Are we winning or losing? Are we picking the right battles? Do we have the right tools? I found myself asking all of these questions as I listened to Don’s speech. Though he began darkly, Don’s closing comments gave cause for hope. In his typical “Top Ten” format, he touched on several ideas for how preservation could grow and evolve rather than wither away. His suggestions that we consider a “graded” designation system, revisit the tax credit review process, and integrate preservation into the full spectrum of planning practice seemed particularly timely to me. Don left us with reasons to believe that, despite recent setbacks, we could find ways to leverage our success and take the preservation movement into the next 50 years.

Will O’Keefe
Communication and Programs Coordinator
Preservation Alliance of Minnesota

This talk encouraged me to think more broadly about preservation. More often than not, we're approached by individuals concerned about a specific building. While that building is the most visible piece, the neighborhood and community are integrally involved in the fate of the building and all need to be included when working toward solutions. I also appreciated his argument that preservation should be appealing to all as we prepare our legislative agenda for the coming year. Preservation is incredibly unique in that it touches so many fields and so many issues. From Donovan's talk, I realized that we can all do a better job of using this flexibility and the strong numbers backing us up, to advocate for preservation to politicians of all different stripes.

 

One Response

  1. Jim Jarvis

    December 7, 2012

    I have great respect for Mr. Rypkema’s work over the years. I have heard him speak on several occassions, and regret I was not able to attend his award lecture.
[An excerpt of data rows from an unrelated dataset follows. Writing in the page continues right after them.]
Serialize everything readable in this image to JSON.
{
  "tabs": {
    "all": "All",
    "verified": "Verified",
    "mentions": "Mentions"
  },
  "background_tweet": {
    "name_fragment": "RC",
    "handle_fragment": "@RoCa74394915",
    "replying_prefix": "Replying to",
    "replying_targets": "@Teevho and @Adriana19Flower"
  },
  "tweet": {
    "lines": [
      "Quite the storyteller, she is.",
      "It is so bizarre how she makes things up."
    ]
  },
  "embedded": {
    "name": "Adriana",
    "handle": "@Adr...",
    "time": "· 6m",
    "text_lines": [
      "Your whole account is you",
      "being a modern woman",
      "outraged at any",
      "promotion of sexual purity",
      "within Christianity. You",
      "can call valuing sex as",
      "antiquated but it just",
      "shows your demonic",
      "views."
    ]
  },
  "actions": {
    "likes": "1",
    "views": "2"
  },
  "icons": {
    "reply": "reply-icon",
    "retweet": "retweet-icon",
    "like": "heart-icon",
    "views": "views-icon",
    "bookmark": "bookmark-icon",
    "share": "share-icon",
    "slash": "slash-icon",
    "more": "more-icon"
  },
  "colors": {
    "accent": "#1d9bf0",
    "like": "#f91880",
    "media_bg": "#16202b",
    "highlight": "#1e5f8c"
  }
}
    As to the question of whether historic preservation is losing its relevancy, I feel the answer is yes. Not because there is a diminishing public interest in the subject, but because we haven’t changed our message from the 1960s. Our concerns over rampant distruction of historic resources is no longer applicable, and the public is tired of the same old “threaten” call to action.

    Based on my 10+ years working as the historic preservation officer for two communities in Montana, I feel concern for historic resources is now a part of America’s mainstream consciousness. I hear it expressed at all levels of society. Historic resources may not always be saved, but their significance receives consideration. I believe that was the primary goal of the NHPA and its amendments. In effect we have won.

    We should celebrate that accomplishment and build stronger relationships with those who have helped us along the way.

    What do we do with this hard earned respect, I suggest we change our message and act like we are a partner, not a regulatory obstacle, in the world of development planning. We have earned a spot at the table. Much like an engineer or contractor, we can add value to an otherwise mediocre project, if preservation is willingly factored into the standard cost-benefit analysis that all projects involve. Mr. Rypkema has provided data to support this assertion.

    Ultimately, the public will continue to support historic preservation into the future, because they want to, not because they have to. We should back off with the regulatory message and reliance on federal subsidies and trust the public to apply what we have been preaching for the past 50 years. My observations suggest they are good students and they are receptive to our message. It will just take some time for the full effect to be realized.

    Beside younger people love the old cities and walkable neighborhoods. It’s their opportunity to live in a more environmental friendly way, and rebel against the auto-centric suburbs that their father and grandfather worked so hard to build.

    Sincerely,

    Jim Jarvis